Whether it’s “I cannot believe she defriended me” or your mother calling you at endless hours of the night because your dad’s sister’s husband’s sister in India whom you’ve never met in your life somehow came across a picture of your new boyfriend and *gasp!* he’s not Indian! And privacy settings? Who is Facebook trying to kid. If I had a dollar for someone who wasn’t supposed to see my Facebook that did I’d be rich enough to buy Facebook.

5. I don’t need to know about some giraffe somewhere being killed and fed to the lions.

Or accidentally coming across a video of baby chicks being shredded into McDonalds chicken nuggets. Facebook is everyone’s hub to mandatorily make people read what they have to say or watch the videos they post as their friends scroll through their newsfeed.  And who’s brilliant idea was it to automatically play videos? “That way, as people scroll across them when they’re in a doctors office and they accidentally leave their volume on, everyone will stare at them as an obnoxious blonde chick is screaming out of their phone or a monkey is humping it’s girlfriend! It’s brilliant!” And don’t even get me started on Bit Strips.

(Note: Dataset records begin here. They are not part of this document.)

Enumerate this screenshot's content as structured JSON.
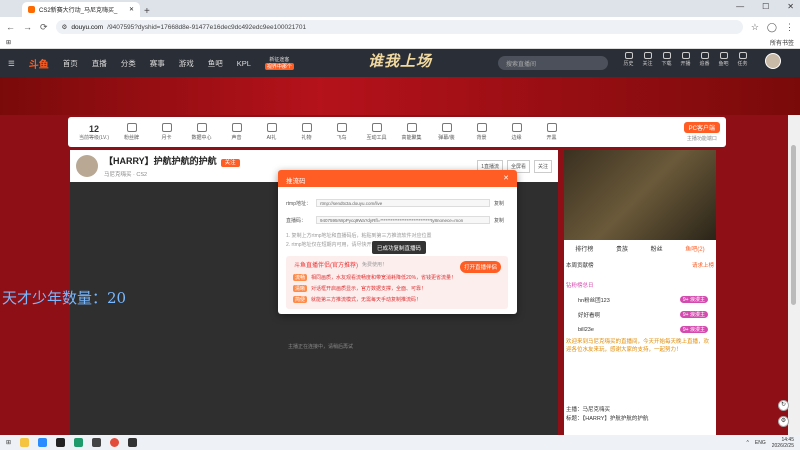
{
  "browser": {
    "tab_title": "CS2新赛大行动_马尼克嗨买_",
    "new_tab": "+",
    "url_domain": "douyu.com",
    "url_path": "/9407595?dyshid=17668d8e-91477e16dec9dc492edc9ee100021701",
    "bookmarks_right": "所有书签",
    "window_controls": [
      "—",
      "☐",
      "✕"
    ]
  },
  "site": {
    "logo": "斗鱼",
    "nav": [
      "首页",
      "直播",
      "分类",
      "赛事",
      "游戏",
      "鱼吧",
      "KPL"
    ],
    "hot_top": "新征途客",
    "hot_badge": "视界中那个",
    "banner_title": "谁我上场",
    "search_placeholder": "搜索直播间",
    "icons": [
      "历史",
      "关注",
      "下载",
      "开播",
      "追番",
      "鱼吧",
      "任务"
    ]
  },
  "toolbar": {
    "level_num": "12",
    "level_label": "当前等级(LV.)",
    "tools": [
      "粉丝牌",
      "月卡",
      "数据中心",
      "声音",
      "AI礼",
      "礼物",
      "飞鸟",
      "互动工具",
      "高能聚集",
      "弹幕/装",
      "背景",
      "边缘",
      "开黑"
    ],
    "pc_button": "PC客户端",
    "pc_label": "主播功能端口"
  },
  "room": {
    "title": "【HARRY】护航护航的护航",
    "follow": "关注",
    "sub_items": [
      "马尼克嗨买",
      "CS2"
    ],
    "buttons": [
      "1直播流",
      "全屏看",
      "关注"
    ]
  },
  "video": {
    "overlay_text": "天才少年数量：20",
    "loading": "主播正在连接中，请稍后再试"
  },
  "modal": {
    "title": "推流码",
    "close": "✕",
    "rtmp_label": "rtmp地址：",
    "rtmp_value": "rtmp://sendtx3a.douyu.com/live",
    "key_label": "直播码：",
    "key_value": "9407595rWpPycq9Wa?dyRfl=*****************************ty8nonece=mon",
    "copy": "复制",
    "tips": [
      "1. 复制上方rtmp地址和直播码后，粘贴到第三方推流软件对应位置",
      "2. rtmp地址仅在短期内可用，请尽快开播，有效期为5分钟"
    ],
    "copied_toast": "已成功复制直播码",
    "promo_title": "斗鱼直播伴侣(官方推荐)",
    "promo_free": "免费使用！",
    "promo_button": "打开直播伴侣",
    "promo_lines": [
      {
        "tag": "流畅",
        "text": "相同画质，水友观看流畅度和带宽消耗降低20%，省钱更省流量！"
      },
      {
        "tag": "清晰",
        "text": "对话框开启画质显示，官方数据支撑，全面、可靠！"
      },
      {
        "tag": "简便",
        "text": "就能第三方推流模式，无需每天手动复制推流码！"
      }
    ]
  },
  "sidebar": {
    "tabs": [
      "排行榜",
      "贵族",
      "粉丝",
      "鱼吧(2)"
    ],
    "row1": "本周贡献榜",
    "row1_right": "请求上榜",
    "weekly_label": "钻粉榜总日",
    "ranks": [
      {
        "name": "hn粉丝团123",
        "tag": "9+ 浪漫主"
      },
      {
        "name": "好好看啊",
        "tag": "9+ 浪漫主"
      },
      {
        "name": "bill23e",
        "tag": "9+ 浪漫主"
      }
    ],
    "notice": "欢迎来到马尼克嗨买的直播间，今天开始每天晚上直播，欢迎各位水友来玩，感谢大家的支持，一起努力！",
    "host_label": "主播：马尼克嗨买",
    "stream_label": "标题：【HARRY】护航护航的护航"
  },
  "taskbar": {
    "lang": "ENG",
    "time": "14:45",
    "date": "2026/2/25"
  },
  "colors": {
    "accent": "#ff5d23",
    "page_bg": "#8e1016"
  }
}
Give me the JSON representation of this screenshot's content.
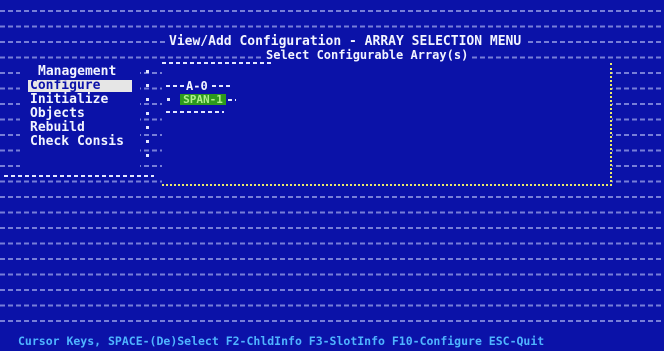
{
  "header": {
    "title": "View/Add Configuration - ARRAY SELECTION MENU",
    "subtitle": "Select Configurable Array(s)"
  },
  "menu": {
    "items": [
      {
        "label": "Management"
      },
      {
        "label": "Configure"
      },
      {
        "label": "Initialize"
      },
      {
        "label": "Objects"
      },
      {
        "label": "Rebuild"
      },
      {
        "label": "Check Consis"
      }
    ],
    "selected_index": 1
  },
  "arrays": [
    {
      "label": "A-0",
      "status": "SPAN-1"
    }
  ],
  "footer": {
    "help_text": "Cursor Keys, SPACE-(De)Select F2-ChldInfo F3-SlotInfo F10-Configure ESC-Quit"
  },
  "colors": {
    "background": "#0b12a8",
    "text": "#f2f4ff",
    "selection_bg": "#e6e6e6",
    "array_badge": "#2e9a1e",
    "footer_text": "#4fb5ff",
    "box_border": "#e8e86a"
  }
}
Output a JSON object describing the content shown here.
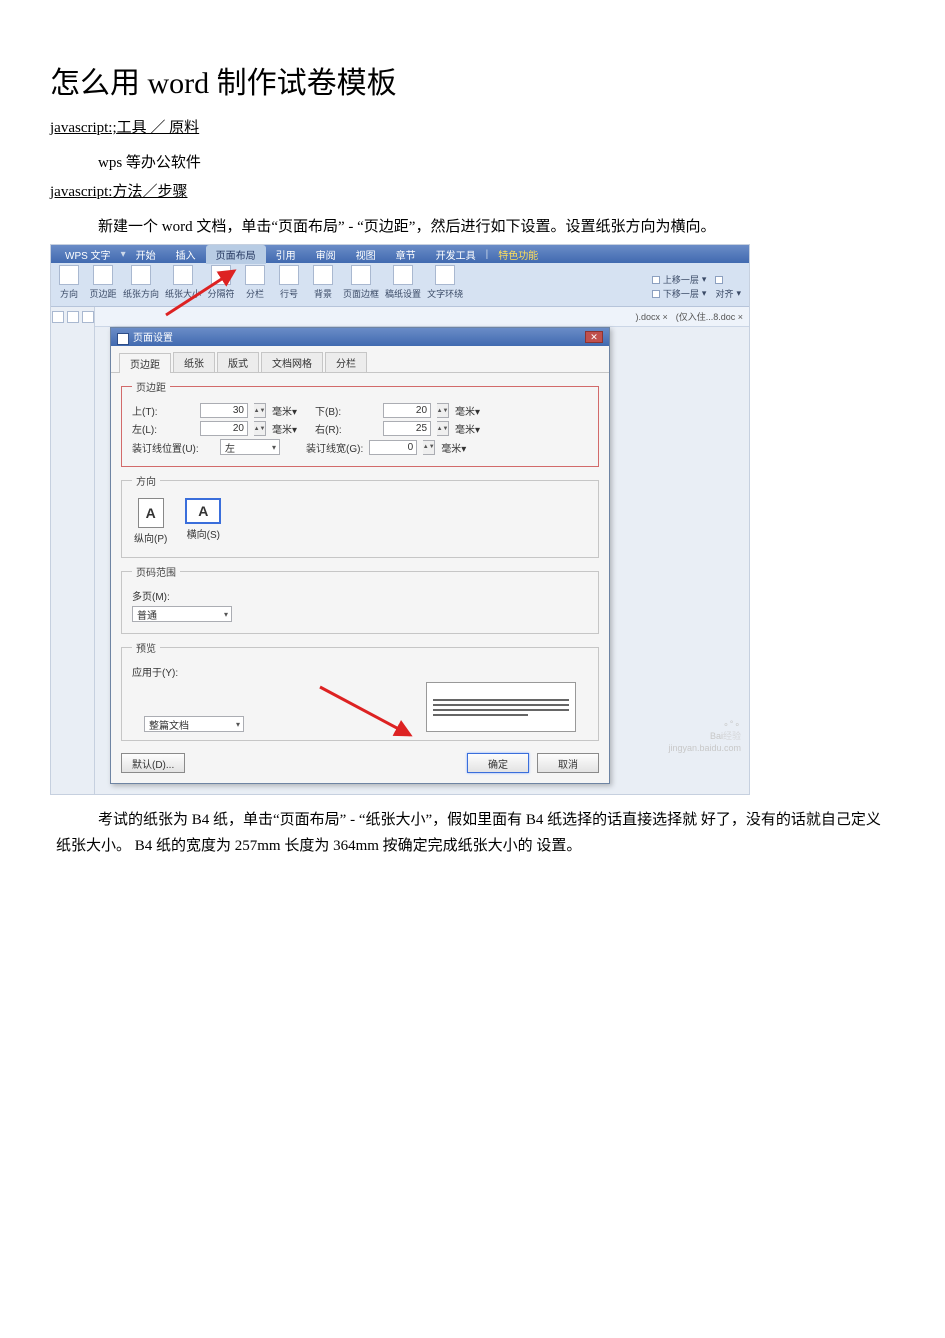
{
  "title": "怎么用 word 制作试卷模板",
  "link1_prefix": "javascript:;",
  "link1": "工具 ／ 原料",
  "tools_text": "wps 等办公软件",
  "link2_prefix": "javascript:",
  "link2": "方法／步骤",
  "para1_a": "新建一个 word 文档，单击“页面布局” - “页边距”，然后进行如下设置。设置纸张方向为横向。",
  "para2_a": "考试的纸张为 B4 纸，单击“页面布局” - “纸张大小”，假如里面有 B4 纸选择的话直接选择就 好了，没有的话就自己定义纸张大小。  B4 纸的宽度为 257mm 长度为 364mm 按确定完成纸张大小的  设置。",
  "app": {
    "name": "WPS 文字",
    "tabs": [
      "开始",
      "插入",
      "页面布局",
      "引用",
      "审阅",
      "视图",
      "章节",
      "开发工具"
    ],
    "special_tab": "特色功能",
    "ribbon_btns": [
      "方向",
      "页边距",
      "纸张方向",
      "纸张大小",
      "分隔符",
      "分栏",
      "行号",
      "背景",
      "页面边框",
      "稿纸设置",
      "文字环绕"
    ],
    "rib_side": {
      "a": "上移一层",
      "b": "下移一层",
      "c": "对齐"
    },
    "doc_tabs": [
      ").docx ×",
      "(仅入住...8.doc ×"
    ]
  },
  "dialog": {
    "title": "页面设置",
    "tabs": [
      "页边距",
      "纸张",
      "版式",
      "文档网格",
      "分栏"
    ],
    "group_margin": "页边距",
    "top_lbl": "上(T):",
    "top_val": "30",
    "unit_mm_t": "毫米",
    "bottom_lbl": "下(B):",
    "bottom_val": "20",
    "unit_mm_b": "毫米",
    "left_lbl": "左(L):",
    "left_val": "20",
    "unit_mm_l": "毫米",
    "right_lbl": "右(R):",
    "right_val": "25",
    "unit_mm_r": "毫米",
    "gutter_pos_lbl": "装订线位置(U):",
    "gutter_pos_val": "左",
    "gutter_w_lbl": "装订线宽(G):",
    "gutter_w_val": "0",
    "unit_mm_g": "毫米",
    "group_orient": "方向",
    "portrait": "纵向(P)",
    "landscape": "横向(S)",
    "group_pages": "页码范围",
    "multi_lbl": "多页(M):",
    "multi_val": "普通",
    "group_preview": "预览",
    "apply_lbl": "应用于(Y):",
    "apply_val": "整篇文档",
    "default_btn": "默认(D)...",
    "ok_btn": "确定",
    "cancel_btn": "取消"
  },
  "watermark": {
    "a": "Bai",
    "b": "经验",
    "c": "jingyan.baidu.com"
  }
}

Oh yeah- and defriending those friends that post stupid stuff like this doesn’t work either. Because as long as someone you know liked a post, you can see things from people you don’t even know (half the time I swear I don’t even know the liker). And honestly, I don’t need to see what your mother’s-sister’s-friend’s-plumber posted, liked, or shared on Facebook because usually something depressing, offensive, or stupid. Once in a while I’ll come across something pretty awesome! But then the next thing will be back to ridiculousness and it’s not even worth it.

Maybe a total deletion of Facebook is pretty harsh. Maybe I’ll just have 10 Facebook friends and a waiting list and the minute one of them does something stupid, they’re out and the next one is in.

Beware my friends.

Much luv,